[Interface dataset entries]

--*--

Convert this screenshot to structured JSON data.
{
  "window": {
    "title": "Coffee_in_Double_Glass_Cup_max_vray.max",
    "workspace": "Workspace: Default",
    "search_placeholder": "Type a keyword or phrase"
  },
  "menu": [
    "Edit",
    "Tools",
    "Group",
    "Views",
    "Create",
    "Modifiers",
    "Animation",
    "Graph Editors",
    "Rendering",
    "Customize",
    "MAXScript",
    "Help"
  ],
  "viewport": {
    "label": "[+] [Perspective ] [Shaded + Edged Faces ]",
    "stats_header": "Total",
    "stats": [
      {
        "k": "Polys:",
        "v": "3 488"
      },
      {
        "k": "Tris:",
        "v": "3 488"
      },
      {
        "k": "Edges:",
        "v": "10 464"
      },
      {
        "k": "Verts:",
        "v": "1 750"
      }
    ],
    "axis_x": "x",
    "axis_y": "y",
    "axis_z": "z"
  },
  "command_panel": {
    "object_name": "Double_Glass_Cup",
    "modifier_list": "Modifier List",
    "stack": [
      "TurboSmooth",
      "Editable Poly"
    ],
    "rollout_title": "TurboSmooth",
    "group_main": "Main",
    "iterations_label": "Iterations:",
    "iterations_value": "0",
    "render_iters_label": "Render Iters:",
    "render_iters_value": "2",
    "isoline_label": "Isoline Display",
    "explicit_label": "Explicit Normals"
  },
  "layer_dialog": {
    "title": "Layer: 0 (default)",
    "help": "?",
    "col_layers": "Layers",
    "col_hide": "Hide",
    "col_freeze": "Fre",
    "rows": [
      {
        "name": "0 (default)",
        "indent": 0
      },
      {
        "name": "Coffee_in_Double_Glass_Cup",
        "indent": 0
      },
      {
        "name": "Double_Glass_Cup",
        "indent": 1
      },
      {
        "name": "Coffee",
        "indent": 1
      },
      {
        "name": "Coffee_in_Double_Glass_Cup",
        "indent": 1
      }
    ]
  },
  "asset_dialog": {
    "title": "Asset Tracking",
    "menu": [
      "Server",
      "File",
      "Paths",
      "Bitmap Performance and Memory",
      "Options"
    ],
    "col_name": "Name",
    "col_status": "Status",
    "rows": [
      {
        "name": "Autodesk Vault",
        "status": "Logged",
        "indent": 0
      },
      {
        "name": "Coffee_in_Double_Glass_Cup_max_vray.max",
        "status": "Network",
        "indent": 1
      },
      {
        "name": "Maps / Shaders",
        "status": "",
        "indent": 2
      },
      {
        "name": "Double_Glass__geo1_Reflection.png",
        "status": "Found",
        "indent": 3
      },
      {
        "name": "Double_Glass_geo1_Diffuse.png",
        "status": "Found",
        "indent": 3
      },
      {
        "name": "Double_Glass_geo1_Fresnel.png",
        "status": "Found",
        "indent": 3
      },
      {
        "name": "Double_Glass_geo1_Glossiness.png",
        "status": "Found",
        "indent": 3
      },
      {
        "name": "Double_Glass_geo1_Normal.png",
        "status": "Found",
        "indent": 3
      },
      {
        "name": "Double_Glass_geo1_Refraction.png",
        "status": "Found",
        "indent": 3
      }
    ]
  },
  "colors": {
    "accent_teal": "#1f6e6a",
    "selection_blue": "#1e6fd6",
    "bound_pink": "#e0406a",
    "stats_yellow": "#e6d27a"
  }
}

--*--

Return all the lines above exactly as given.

> Exercise output:
Convert this screenshot to structured JSON data.
{
  "window": {
    "title": "Coffee_in_Double_Glass_Cup_max_vray.max",
    "workspace": "Workspace: Default",
    "search_placeholder": "Type a keyword or phrase"
  },
  "menu": [
    "Edit",
    "Tools",
    "Group",
    "Views",
    "Create",
    "Modifiers",
    "Animation",
    "Graph Editors",
    "Rendering",
    "Customize",
    "MAXScript",
    "Help"
  ],
  "viewport": {
    "label": "[+] [Perspective ] [Shaded + Edged Faces ]",
    "stats_header": "Total",
    "stats": [
      {
        "k": "Polys:",
        "v": "3 488"
      },
      {
        "k": "Tris:",
        "v": "3 488"
      },
      {
        "k": "Edges:",
        "v": "10 464"
      },
      {
        "k": "Verts:",
        "v": "1 750"
      }
    ],
    "axis_x": "x",
    "axis_y": "y",
    "axis_z": "z"
  },
  "command_panel": {
    "object_name": "Double_Glass_Cup",
    "modifier_list": "Modifier List",
    "stack": [
      "TurboSmooth",
      "Editable Poly"
    ],
    "rollout_title": "TurboSmooth",
    "group_main": "Main",
    "iterations_label": "Iterations:",
    "iterations_value": "0",
    "render_iters_label": "Render Iters:",
    "render_iters_value": "2",
    "isoline_label": "Isoline Display",
    "explicit_label": "Explicit Normals"
  },
  "layer_dialog": {
    "title": "Layer: 0 (default)",
    "help": "?",
    "col_layers": "Layers",
    "col_hide": "Hide",
    "col_freeze": "Fre",
    "rows": [
      {
        "name": "0 (default)",
        "indent": 0
      },
      {
        "name": "Coffee_in_Double_Glass_Cup",
        "indent": 0
      },
      {
        "name": "Double_Glass_Cup",
        "indent": 1
      },
      {
        "name": "Coffee",
        "indent": 1
      },
      {
        "name": "Coffee_in_Double_Glass_Cup",
        "indent": 1
      }
    ]
  },
  "asset_dialog": {
    "title": "Asset Tracking",
    "menu": [
      "Server",
      "File",
      "Paths",
      "Bitmap Performance and Memory",
      "Options"
    ],
    "col_name": "Name",
    "col_status": "Status",
    "rows": [
      {
        "name": "Autodesk Vault",
        "status": "Logged",
        "indent": 0
      },
      {
        "name": "Coffee_in_Double_Glass_Cup_max_vray.max",
        "status": "Network",
        "indent": 1
      },
      {
        "name": "Maps / Shaders",
        "status": "",
        "indent": 2
      },
      {
        "name": "Double_Glass__geo1_Reflection.png",
        "status": "Found",
        "indent": 3
      },
      {
        "name": "Double_Glass_geo1_Diffuse.png",
        "status": "Found",
        "indent": 3
      },
      {
        "name": "Double_Glass_geo1_Fresnel.png",
        "status": "Found",
        "indent": 3
      },
      {
        "name": "Double_Glass_geo1_Glossiness.png",
        "status": "Found",
        "indent": 3
      },
      {
        "name": "Double_Glass_geo1_Normal.png",
        "status": "Found",
        "indent": 3
      },
      {
        "name": "Double_Glass_geo1_Refraction.png",
        "status": "Found",
        "indent": 3
      }
    ]
  },
  "colors": {
    "accent_teal": "#1f6e6a",
    "selection_blue": "#1e6fd6",
    "bound_pink": "#e0406a",
    "stats_yellow": "#e6d27a"
  }
}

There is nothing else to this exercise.